Items like the materials you use to create a booth at trade shows are also important costs. Print, broadcast and online advertising may also be a significant part of your budget.
Overhead Cost Definition: This is the on-going expense to keep your business afloat.
Developing Cost-Plus Pricing
Once you know how much your product costs to create, make and promote, you’ll have a sense of what you’re spending per unit. Of course, your price should allow you to make a profit.
In other words, the price should be a sum total of your company’s costs, plus an amount that would generate a profit.
This equation can be something of a balancing act. Important factors include what kind of product it is, the manufacturing cost, and how many units you can reasonably sell. All go into determining what you’d need to sell in order to make a profit.
If you hope to sell thousands of jam jars each month, the markup on each jar needn’t be that much higher than the ingredients and packaging.
On the other hand, a specialty electronics product will take much longer to make. For that reason, the markup on the electronics product will be proportionally higher than that of the jam.
RELATED: Getting Product Marketing Right
Factoring in Value-Based Price
You’ve probably already researched what your competitors are charging. (That’s assuming that a similar product already exists in the area in which you’ll be selling.)
Compare your proposed cost-plus target price to these competitors. You’ll soon discover whether that target price is higher, lower or about the same as that of similar products.
- If your proposed sales price is lower than that of competitor items — great! This gives you room to raise your price. Alternatively, you could emphasize your more attractive price as part of your marketing pitch. Ideally, there will be enough room for you to both make even more of a profit than projected, but also boast a sales price lower than your competitors offer.
- If your proposed sales price is higher than the rest of the market, you now have a bit of a challenge. You can go back to the drawing board and figure out ways to cut costs. You can also project confidence that your product is superior, and that customers will be gaining more benefits for the price they pay.
Again, there is probably a compromise price which allows you to do both.
What if your cost-plus price is about the same as the projected value-based price? You may decide to stick with this price, especially if the market indicates that there’s room for all competitors.
You can also look into temporarily cutting your price to build a customer base.
How to Market a Product
If you’re just starting out, you may not have the budget for traditional advertising. Figuring out who your customer is, and where he or she is likely to be reached, is the first step in figuring out how to market a product.

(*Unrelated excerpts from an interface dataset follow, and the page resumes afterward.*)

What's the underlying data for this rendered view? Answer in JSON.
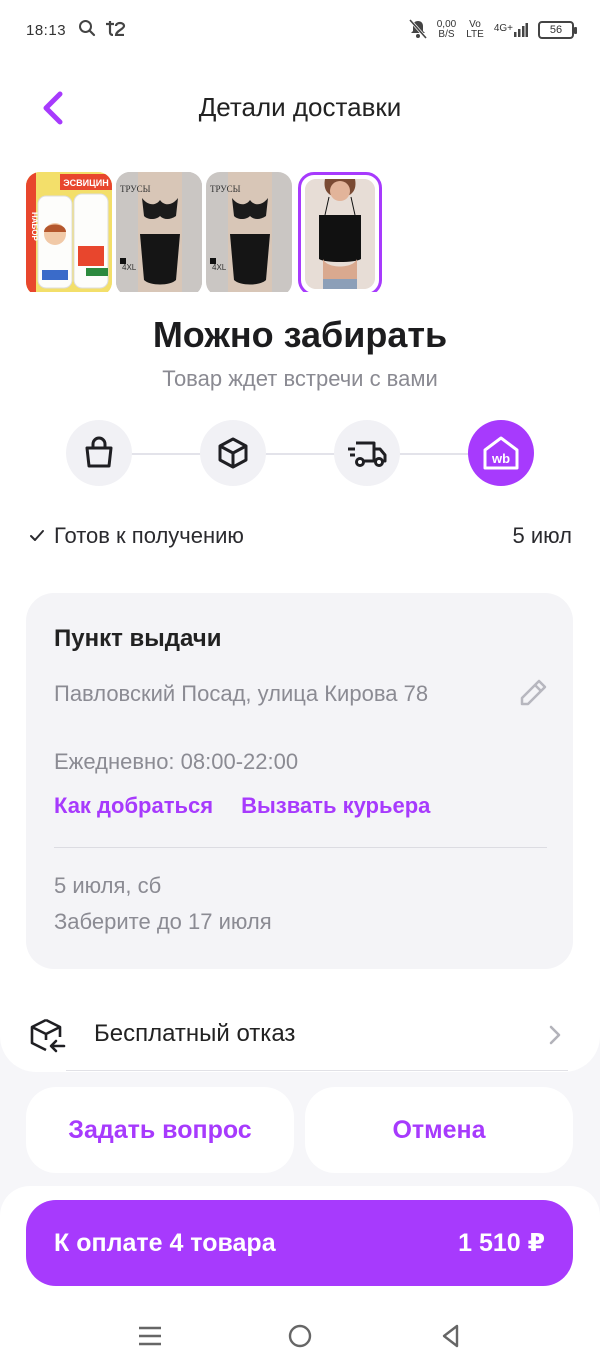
{
  "status_bar": {
    "time": "18:13",
    "carrier_icon": "t2-logo-icon",
    "net_speed_value": "0,00",
    "net_speed_unit": "B/S",
    "volte_top": "Vo",
    "volte_bottom": "LTE",
    "network": "4G+",
    "battery": "56"
  },
  "header": {
    "title": "Детали доставки"
  },
  "thumbnails": [
    {
      "caption": "ЭСВИЦИН",
      "side": "НАБОР"
    },
    {
      "caption": "ТРУСЫ",
      "size": "4XL"
    },
    {
      "caption": "ТРУСЫ",
      "size": "4XL"
    },
    {
      "caption": ""
    }
  ],
  "status": {
    "title": "Можно забирать",
    "subtitle": "Товар ждет встречи с вами",
    "steps": [
      {
        "icon": "shopping-bag-icon"
      },
      {
        "icon": "box-icon"
      },
      {
        "icon": "delivery-truck-icon"
      },
      {
        "icon": "wb-pickup-point-icon",
        "active_label": "wb"
      }
    ],
    "ready_label": "Готов к получению",
    "ready_date": "5 июл"
  },
  "pickup": {
    "title": "Пункт выдачи",
    "address": "Павловский Посад, улица Кирова 78",
    "hours": "Ежедневно: 08:00-22:00",
    "link_route": "Как добраться",
    "link_courier": "Вызвать курьера",
    "date": "5 июля, сб",
    "deadline": "Заберите до 17 июля"
  },
  "refusal": {
    "label": "Бесплатный отказ"
  },
  "actions": {
    "ask": "Задать вопрос",
    "cancel": "Отмена",
    "pay_label": "К оплате 4 товара",
    "pay_amount": "1 510 ₽"
  },
  "colors": {
    "accent": "#a73afd",
    "muted_text": "#8b8b93",
    "card_bg": "#f4f4f7"
  }
}
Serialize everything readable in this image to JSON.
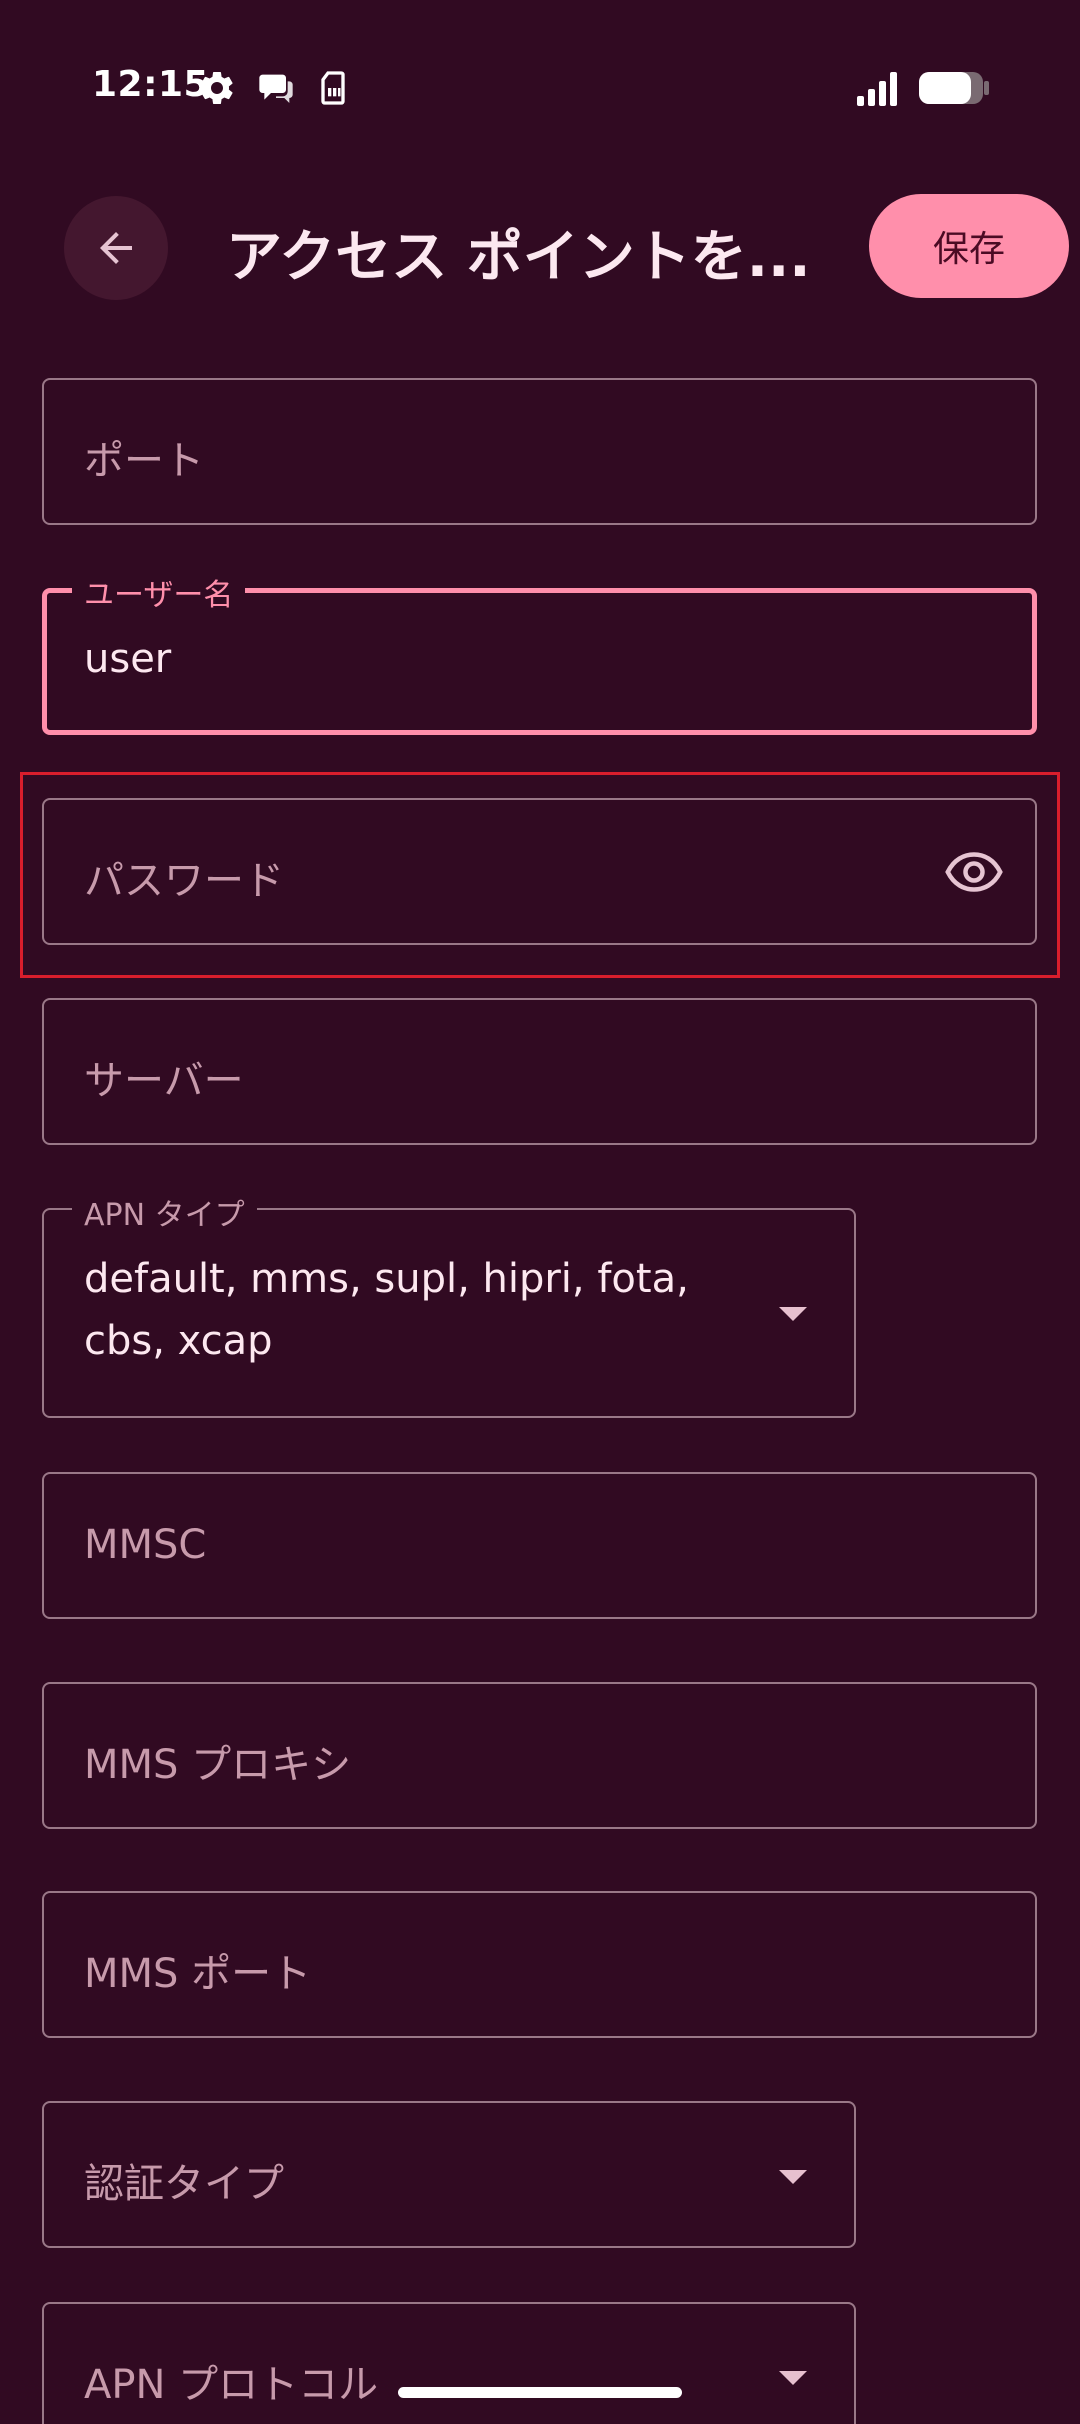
{
  "status_bar": {
    "time": "12:15"
  },
  "app_bar": {
    "title": "アクセス ポイントを...",
    "save_label": "保存"
  },
  "fields": {
    "port": {
      "label": "ポート"
    },
    "username": {
      "label": "ユーザー名",
      "value": "user"
    },
    "password": {
      "label": "パスワード"
    },
    "server": {
      "label": "サーバー"
    },
    "apn_type": {
      "label": "APN タイプ",
      "value_line1": "default, mms, supl, hipri, fota,",
      "value_line2": "cbs, xcap"
    },
    "mmsc": {
      "label": "MMSC"
    },
    "mms_proxy": {
      "label": "MMS プロキシ"
    },
    "mms_port": {
      "label": "MMS ポート"
    },
    "auth_type": {
      "label": "認証タイプ"
    },
    "apn_protocol": {
      "label": "APN プロトコル"
    }
  },
  "colors": {
    "background": "#310a22",
    "accent": "#ff8fab",
    "outline": "#9a7888",
    "highlight": "#d81e2c"
  },
  "icons": {
    "back": "arrow-back-icon",
    "settings": "gear-icon",
    "chat": "chat-bubble-icon",
    "sim": "sim-card-icon",
    "signal": "signal-icon",
    "battery": "battery-icon",
    "visibility": "eye-icon",
    "dropdown": "arrow-drop-down-icon"
  }
}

It’s often smarter to spend more of your marketing budget on promotional giveaways, flyers, and some kind of booth setup. This plan represents a more immediate way to reach would-be customers.

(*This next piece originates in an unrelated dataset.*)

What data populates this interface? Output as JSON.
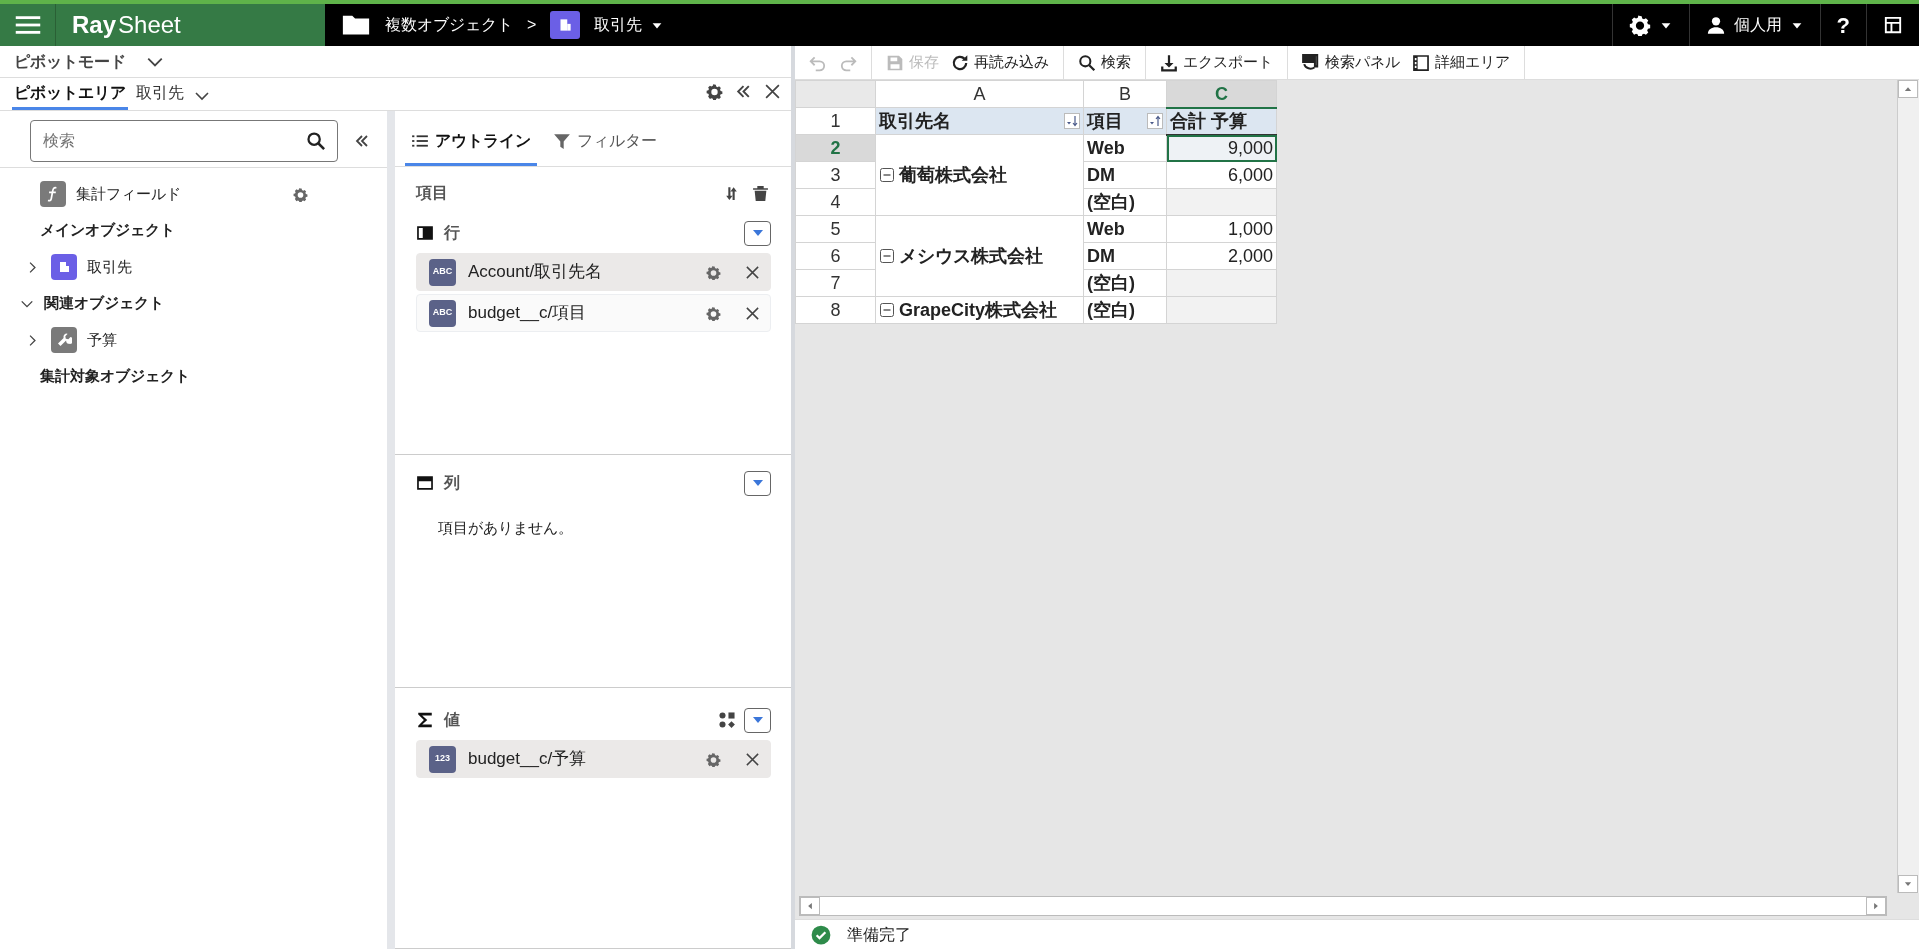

Promotional USBs, headphones, Swiss Army knives, and power banks are all examples of quality marketing products on which you can establish your branding. These are the types of goods that customers will use every day. As they do so, the branding reinforces your company and its products.
As you set your sales price, your challenge will be factoring both internal and external factors. Internal decisions include how much to invest in promotional materials and what to spend on creating the product itself.
The external ones are those over which you have little control — the various factors that affect the market price. It’s not an exact science, but one with which you’re bound to become more confident with each new product launch.
How did you determine your product or service’s price? Share your tips with us in the comments section below.